February 18, 2021

This Black History Month, the Arab-American Family Support Center (AAFSC) is proud to stand alongside our partners, allies, and community members in honoring and recognizing Black communities in New York and across country, whose impact and achievements are embedded in the very fabric of our history. This includes Black immigrants and refugees, who, just like other immigrant populations, influence the development of the U.S.

In January 2021, the inauguration of President Biden ushered in a new wave of immigration reform with the signing of multiple executive orders that aim to create a more humane and equitable immigration system. Black immigrants and refugees are an integral part of this conversation on immigration issues and make up a large fraction of immigrants who have been attacked by cruel policies in the past few years, including the now-defunct Muslim Travel Ban, which targeted Muslims from majority African countries, and the rise of black immigrant deportation by ICE, including 72 Haitians who were deported during the first week of Black History Month.

For many Black immigrants and refugees in the U.S., law enforcement and immigration are two sides of the same cruel coin that are built on anti-Black racism. Because of this, Black immigrants are subjected to increased policing and, despite only making up around 7 percent of the non-citizen population, represent over 20 percent of those in deportation proceedings on criminal grounds.

Photograph: Jim Watson/AFP/Getty Images

AAFSC is committed to continuing working with our partners to ensure all immigrants and refugees, including Black immigrants and refugees, are protected and remain safe with their families. This cannot happen without swift action from our elected officials. We urge the new federal administration to work quickly to end the wrongful deportations of vulnerable communities, eliminate detention centers that keep families separated, and address the framework of anti-Black racism that the U.S. immigration system was built on.

In addition to our activism, AAFSC is proud to embed Black History Month discussions into our Get Ready initiatives to build bridges between different marginalized communities and honor shared experiences. Like past years, our Readiness Program and Young Adult Programs have prioritized Black History Month conversations, reflections, and activities to ensure our program participants have a holistic curriculum and space to grow as community members committed to social justice.

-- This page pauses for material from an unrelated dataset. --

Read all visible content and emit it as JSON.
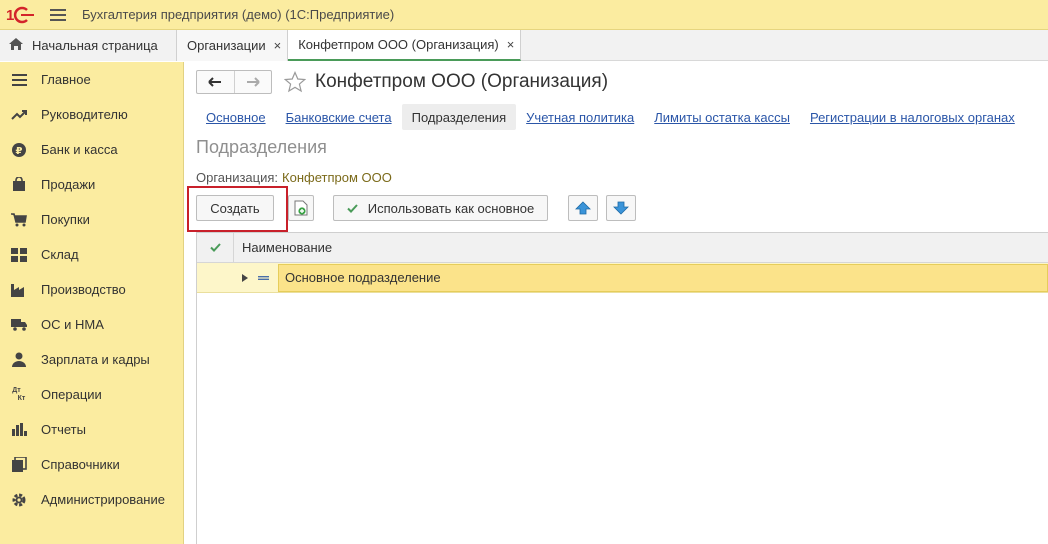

At AAFSC, we value the connections we have built with Black organizations, elected officials, and community members. Our organization stands strictly against racism, colorism, classism, segregation, homophobiaxenophobia, sectarianism, sexism, ableism, ageism and all other forms of oppression. AAFSC recognizes the importance of allyship and is joining the Movement for Black Lives, LGBTQIA+ community members, and all those who experience othering in solidarity and collective action. We look forward to building on the promising foundation introduced by the new administration that will build a safer New York and United States for all immigrants and refugees.